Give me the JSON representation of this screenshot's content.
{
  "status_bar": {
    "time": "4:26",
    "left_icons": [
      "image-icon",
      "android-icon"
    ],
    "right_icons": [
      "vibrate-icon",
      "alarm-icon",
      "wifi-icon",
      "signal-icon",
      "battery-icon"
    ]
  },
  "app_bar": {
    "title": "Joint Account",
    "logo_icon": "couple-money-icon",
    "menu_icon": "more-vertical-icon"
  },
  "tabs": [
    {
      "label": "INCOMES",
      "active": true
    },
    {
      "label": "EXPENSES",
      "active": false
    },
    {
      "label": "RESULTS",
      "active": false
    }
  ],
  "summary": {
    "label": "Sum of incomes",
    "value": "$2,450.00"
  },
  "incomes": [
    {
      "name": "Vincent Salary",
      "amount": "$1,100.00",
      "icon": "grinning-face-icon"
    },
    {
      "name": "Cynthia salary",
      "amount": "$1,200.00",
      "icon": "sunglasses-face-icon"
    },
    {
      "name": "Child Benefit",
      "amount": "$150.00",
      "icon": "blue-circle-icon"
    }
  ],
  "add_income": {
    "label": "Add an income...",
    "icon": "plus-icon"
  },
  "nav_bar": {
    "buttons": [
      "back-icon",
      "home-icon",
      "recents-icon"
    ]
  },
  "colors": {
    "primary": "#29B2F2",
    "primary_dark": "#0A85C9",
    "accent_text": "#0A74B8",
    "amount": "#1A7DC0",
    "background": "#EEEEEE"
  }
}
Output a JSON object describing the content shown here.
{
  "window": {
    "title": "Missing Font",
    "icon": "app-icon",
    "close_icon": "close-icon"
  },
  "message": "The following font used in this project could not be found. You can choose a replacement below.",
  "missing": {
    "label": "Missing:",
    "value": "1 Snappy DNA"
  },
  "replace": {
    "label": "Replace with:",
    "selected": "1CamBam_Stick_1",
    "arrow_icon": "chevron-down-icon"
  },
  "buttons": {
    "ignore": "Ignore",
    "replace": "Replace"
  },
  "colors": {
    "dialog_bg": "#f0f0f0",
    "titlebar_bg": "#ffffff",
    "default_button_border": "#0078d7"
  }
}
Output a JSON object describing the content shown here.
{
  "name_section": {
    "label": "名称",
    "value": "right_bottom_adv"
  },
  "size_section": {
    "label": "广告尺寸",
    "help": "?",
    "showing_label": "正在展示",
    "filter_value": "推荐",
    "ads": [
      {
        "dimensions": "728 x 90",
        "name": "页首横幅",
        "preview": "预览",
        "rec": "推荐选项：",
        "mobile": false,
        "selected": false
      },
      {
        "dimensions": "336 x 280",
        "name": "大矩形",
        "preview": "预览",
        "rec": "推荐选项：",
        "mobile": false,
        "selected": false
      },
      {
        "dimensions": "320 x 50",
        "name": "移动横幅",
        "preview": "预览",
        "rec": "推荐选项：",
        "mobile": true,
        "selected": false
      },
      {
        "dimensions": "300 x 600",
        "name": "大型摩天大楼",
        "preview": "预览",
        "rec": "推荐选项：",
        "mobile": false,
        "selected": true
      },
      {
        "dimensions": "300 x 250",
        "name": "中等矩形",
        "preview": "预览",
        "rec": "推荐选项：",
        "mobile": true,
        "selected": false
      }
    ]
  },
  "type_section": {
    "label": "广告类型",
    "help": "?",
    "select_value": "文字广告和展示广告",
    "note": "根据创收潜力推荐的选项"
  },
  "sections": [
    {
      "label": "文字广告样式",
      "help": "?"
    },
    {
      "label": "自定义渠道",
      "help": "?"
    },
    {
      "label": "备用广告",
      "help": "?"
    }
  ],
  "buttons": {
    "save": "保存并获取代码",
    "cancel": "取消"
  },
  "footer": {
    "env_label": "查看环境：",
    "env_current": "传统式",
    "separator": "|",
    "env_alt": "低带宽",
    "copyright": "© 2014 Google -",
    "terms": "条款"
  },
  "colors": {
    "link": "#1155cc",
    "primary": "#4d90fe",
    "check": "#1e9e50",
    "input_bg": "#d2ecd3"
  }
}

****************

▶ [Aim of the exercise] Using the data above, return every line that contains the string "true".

▶ [Answer to the exercise]
      "active": true
        "mobile": true,
        "selected": true
        "mobile": true,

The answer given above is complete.